Simulating Asteroidal Regoliths: Implications for Geology and Sample Return - ESA Education campaign FlyYourThesis
Fundamental Physics: Physics of plasmas and solid/liquid dust particles
51st ESA Parabolic Flight Campaign
B. Rozitis (1), S. Green (1), T. Lophem de (1), P. Michel (2), N. Murdoch (3)
The Open University
|Tel: ||+44 1908 655808|
|(2)||University of Nice-Sophia Antipolis|
Cote d'Azur Observatory
06304 Nice Cedex 4
|(3)||The Open University and University of Nice-Sophia Antipolis|
|||N. Murdoch, B. Rozitis, K. Nordstrom, S.F. Green, P. Michel, T.L. de Lophem, W. Losert, (2013), "Granular Convection in Microgravity", Physical Review Letters, 110, pp. 018307.|
The experiment will investigate how a steady state (constant) flow is achieved in a granular material in microgravity conditions.
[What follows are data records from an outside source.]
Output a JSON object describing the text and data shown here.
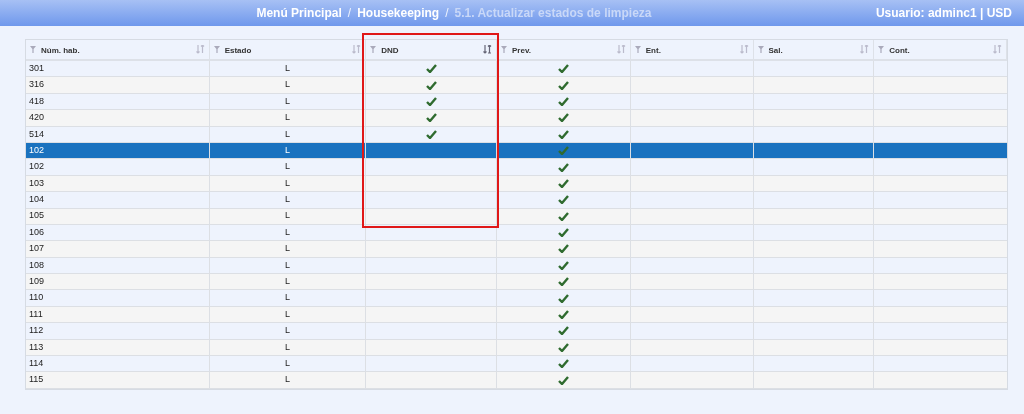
{
  "header": {
    "breadcrumbs": [
      {
        "label": "Menú Principal",
        "current": false
      },
      {
        "label": "Housekeeping",
        "current": false
      },
      {
        "label": "5.1. Actualizar estados de limpieza",
        "current": true
      }
    ],
    "separator": "/",
    "user": "Usuario: adminc1 | USD"
  },
  "table": {
    "columns": [
      {
        "label": "Núm. hab.",
        "sorted": false,
        "highlighted": false
      },
      {
        "label": "Estado",
        "sorted": false,
        "highlighted": false
      },
      {
        "label": "DND",
        "sorted": true,
        "highlighted": true
      },
      {
        "label": "Prev.",
        "sorted": false,
        "highlighted": false
      },
      {
        "label": "Ent.",
        "sorted": false,
        "highlighted": false
      },
      {
        "label": "Sal.",
        "sorted": false,
        "highlighted": false
      },
      {
        "label": "Cont.",
        "sorted": false,
        "highlighted": false
      }
    ],
    "rows": [
      {
        "room": "301",
        "status": "L",
        "dnd": true,
        "prev": true,
        "selected": false
      },
      {
        "room": "316",
        "status": "L",
        "dnd": true,
        "prev": true,
        "selected": false
      },
      {
        "room": "418",
        "status": "L",
        "dnd": true,
        "prev": true,
        "selected": false
      },
      {
        "room": "420",
        "status": "L",
        "dnd": true,
        "prev": true,
        "selected": false
      },
      {
        "room": "514",
        "status": "L",
        "dnd": true,
        "prev": true,
        "selected": false
      },
      {
        "room": "102",
        "status": "L",
        "dnd": false,
        "prev": true,
        "selected": true
      },
      {
        "room": "102",
        "status": "L",
        "dnd": false,
        "prev": true,
        "selected": false
      },
      {
        "room": "103",
        "status": "L",
        "dnd": false,
        "prev": true,
        "selected": false
      },
      {
        "room": "104",
        "status": "L",
        "dnd": false,
        "prev": true,
        "selected": false
      },
      {
        "room": "105",
        "status": "L",
        "dnd": false,
        "prev": true,
        "selected": false
      },
      {
        "room": "106",
        "status": "L",
        "dnd": false,
        "prev": true,
        "selected": false
      },
      {
        "room": "107",
        "status": "L",
        "dnd": false,
        "prev": true,
        "selected": false
      },
      {
        "room": "108",
        "status": "L",
        "dnd": false,
        "prev": true,
        "selected": false
      },
      {
        "room": "109",
        "status": "L",
        "dnd": false,
        "prev": true,
        "selected": false
      },
      {
        "room": "110",
        "status": "L",
        "dnd": false,
        "prev": true,
        "selected": false
      },
      {
        "room": "111",
        "status": "L",
        "dnd": false,
        "prev": true,
        "selected": false
      },
      {
        "room": "112",
        "status": "L",
        "dnd": false,
        "prev": true,
        "selected": false
      },
      {
        "room": "113",
        "status": "L",
        "dnd": false,
        "prev": true,
        "selected": false
      },
      {
        "room": "114",
        "status": "L",
        "dnd": false,
        "prev": true,
        "selected": false
      },
      {
        "room": "115",
        "status": "L",
        "dnd": false,
        "prev": true,
        "selected": false
      }
    ]
  }
}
A granular flow will be started by applying rotational shear forces to a granular material consisting of glass beads. Individual glass beads will be tracked by high speed cameras so that their positions and velocities can be determined. By monitoring the glass bead velocities, the time required to initiate a steady state flow can be
determined. Once a steady state flow is achieved the glass beads can be tracked for the length of microgravity time available during a single parabola. This will tell us how a steady state flow in microgravity differs to a steady state flow on Earth. Another investigation will determine what effect reversing the direction of shear has on the steady state flow already initiated in microgravity. Again this will be compared with ground based results. These three investigations (time to start a steady state flow, monitoring the flow, and effect of shear reversal on the flow) will be repeated with glass beads of different sizes, and with different shear rates to determine what effects these properties have. The aim of these experimental results is to help understand the nature of asteroid surfaces, and to design a suitable asteroid sampling mechanism. Due to their small size and very low mass, asteroids have
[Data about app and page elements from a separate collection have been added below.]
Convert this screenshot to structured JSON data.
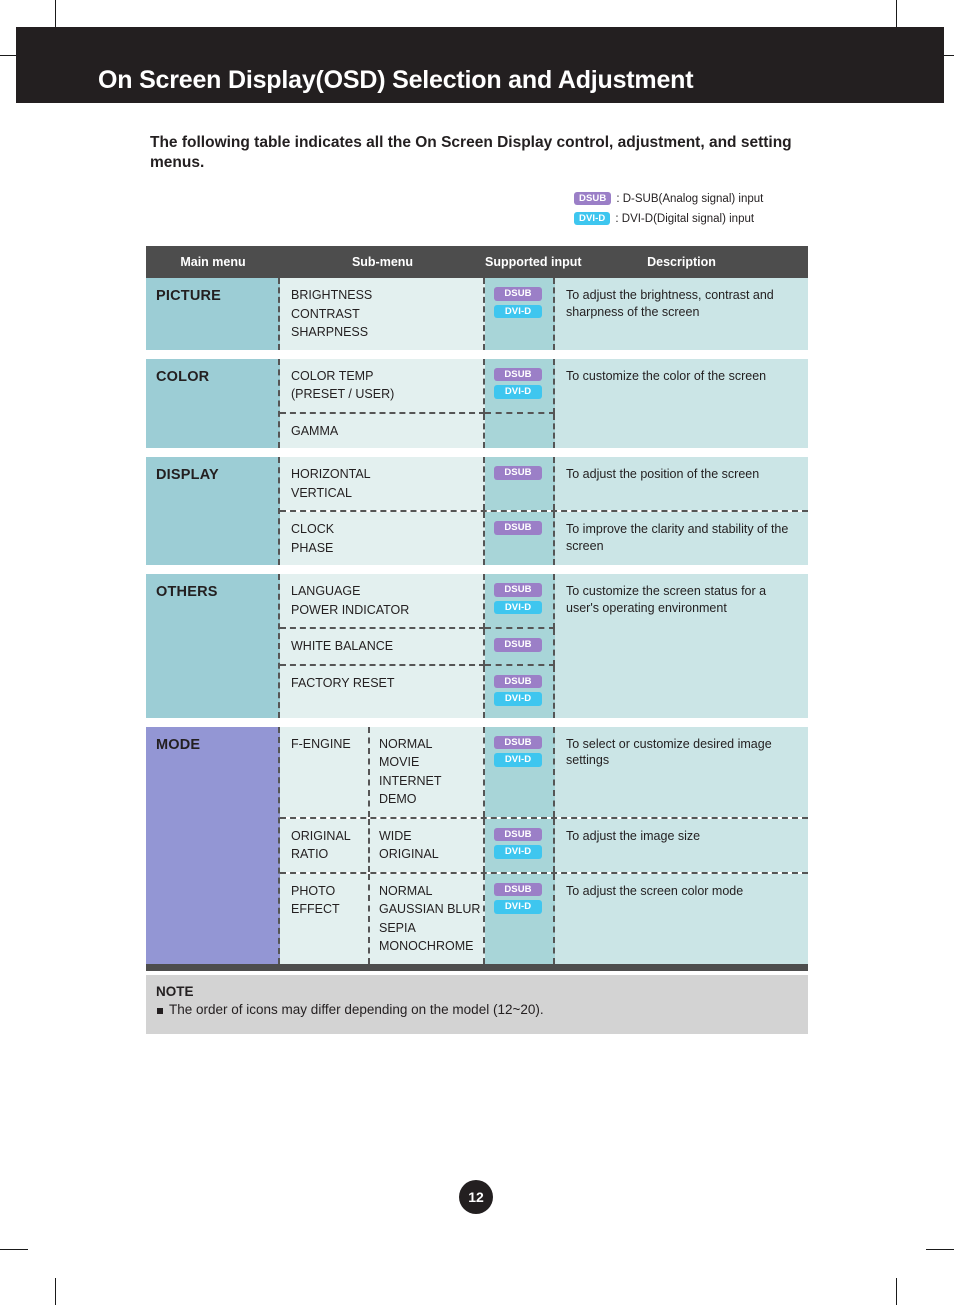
{
  "page": {
    "header_title": "On Screen Display(OSD) Selection and Adjustment",
    "intro": "The following table indicates all the On Screen Display control, adjustment, and setting menus.",
    "page_number": "12"
  },
  "legend": [
    {
      "badge": "DSUB",
      "type": "dsub",
      "text": ": D-SUB(Analog signal) input"
    },
    {
      "badge": "DVI-D",
      "type": "dvid",
      "text": ": DVI-D(Digital signal) input"
    }
  ],
  "table": {
    "headers": {
      "main_menu": "Main menu",
      "sub_menu": "Sub-menu",
      "supported_input": "Supported input",
      "description": "Description"
    },
    "sections": [
      {
        "main": "PICTURE",
        "accent": "#9ccdd5",
        "rows": [
          {
            "sub": "BRIGHTNESS\nCONTRAST\nSHARPNESS",
            "inputs": [
              "DSUB",
              "DVI-D"
            ],
            "desc": "To adjust the brightness, contrast and sharpness of the screen"
          }
        ]
      },
      {
        "main": "COLOR",
        "accent": "#9ccdd5",
        "rows": [
          {
            "sub": "COLOR TEMP\n  (PRESET / USER)",
            "inputs": [
              "DSUB",
              "DVI-D"
            ],
            "desc": "To customize the color of the screen"
          },
          {
            "sub": "GAMMA",
            "inputs": [],
            "desc": ""
          }
        ]
      },
      {
        "main": "DISPLAY",
        "accent": "#9ccdd5",
        "rows": [
          {
            "sub": "HORIZONTAL\nVERTICAL",
            "inputs": [
              "DSUB"
            ],
            "desc": "To adjust the position of the screen"
          },
          {
            "sub": "CLOCK\nPHASE",
            "inputs": [
              "DSUB"
            ],
            "desc": "To improve the clarity and stability of the screen"
          }
        ]
      },
      {
        "main": "OTHERS",
        "accent": "#9ccdd5",
        "rows": [
          {
            "sub": "LANGUAGE\nPOWER INDICATOR",
            "inputs": [
              "DSUB",
              "DVI-D"
            ],
            "desc": "To customize the screen status for a user's operating environment"
          },
          {
            "sub": "WHITE BALANCE",
            "inputs": [
              "DSUB"
            ],
            "desc": ""
          },
          {
            "sub": "FACTORY RESET",
            "inputs": [
              "DSUB",
              "DVI-D"
            ],
            "desc": ""
          }
        ]
      },
      {
        "main": "MODE",
        "accent": "#9396d4",
        "rows": [
          {
            "sub_left": "F-ENGINE",
            "sub_right": "NORMAL\nMOVIE\nINTERNET\nDEMO",
            "inputs": [
              "DSUB",
              "DVI-D"
            ],
            "desc": "To select or customize desired image settings"
          },
          {
            "sub_left": "ORIGINAL\nRATIO",
            "sub_right": "WIDE\nORIGINAL",
            "inputs": [
              "DSUB",
              "DVI-D"
            ],
            "desc": "To adjust the image size"
          },
          {
            "sub_left": "PHOTO\nEFFECT",
            "sub_right": "NORMAL\nGAUSSIAN BLUR\nSEPIA\nMONOCHROME",
            "inputs": [
              "DSUB",
              "DVI-D"
            ],
            "desc": "To adjust the screen color mode"
          }
        ]
      }
    ]
  },
  "note": {
    "title": "NOTE",
    "text": "The order of icons may differ depending on the model (12~20)."
  },
  "colors": {
    "header_bar": "#231f20",
    "table_header": "#4d4d4d",
    "main_teal": "#9ccdd5",
    "main_purple": "#9396d4",
    "sub_bg": "#e3f0ef",
    "input_bg": "#a8d5d8",
    "desc_bg": "#cbe5e6",
    "badge_dsub": "#9b7fc7",
    "badge_dvid": "#3ec6ef",
    "note_bg": "#d3d3d3"
  }
}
microgravity conditions at their surface. Despite having a microgravity surface, asteroids can still have granular material residing on their surface.
The experiment will be conducted using a Taylor-Couette shear cell modified for microgravity conditions. In a Taylor-Couette shear cell there are two concentric cylinders; a larger outer cylinder, and a smaller inner cylinder that fits inside the larger one. The outer cylinder is fixed in place (unable to move or rotate) and its inside surface is rough with a layer of glued on glass beads. The inner cylinder’s outer surface is also rough with a layer of glued on beads but it is free to rotate. The bottom floor between the two cylinders is smooth and fixed in place. The gap between the two cylinders is filled with granular material consisting of glass beads to which the rotating inner cylinder applies shear stresses to. This gap between the cylinders is filled with spherical glass beads of diameter d, such that the gap has a width of ~50d. Glass beads of the same diameter are glued to both cylinder surfaces as described previously. The inner cylinder is driven by a variable speed motor, and in a typical experiment the inner cylinder is rotated at a speed of 4 to 16 mHz. The motions of the glass beads are then tracked with high speed cameras.
A better understanding of granular material dynamics under different conditions would lead to a wide range of applications.
The results will have implications for surface geology on small bodies in the solar system. Applying the experimental results to asteroids indicates that the dynamics of granular materials on their surfaces could also depend on the direction of shear that they have undergone. For instance impact phenomena, tidal forces from planetary encounters, and spin up (due to YORP) could apply shear forces to the surface. Due to possible previous shear stresses their surface materials may not necessarily behave as one might expect. The results will also have implications for interpreting the angle of repose of observed surface slopes on an asteroid.
We can apply the results to space missions to help with efficiently designing an anchoring mechanism, a sub-surface mechanism or any device aimed at interacting with the surface of regolith covered bodies. In addition to the obvious benefits this understanding will bring to asteroid space mission design, there are also important implications for space missions designed to interact with the surface of other solar system bodies such as the Moon or Mars.
With the Moon and Mars having larger gravity and for the case of Mars an atmosphere, means that the conditions found at the surface of both these bodies differ from those on the surface of an asteroid. However, they also differ greatly from the conditions found on Earth.
If we can develop our understanding of granular materials in such a way as to eventually describe a multitude of gravity environments our results could be invaluable in numerous space missions.
Please find the final report as attachment to this experiment record.
|B. Rozitis is explaining the experiment.|
Natacha Callens (e-mail: email@example.com)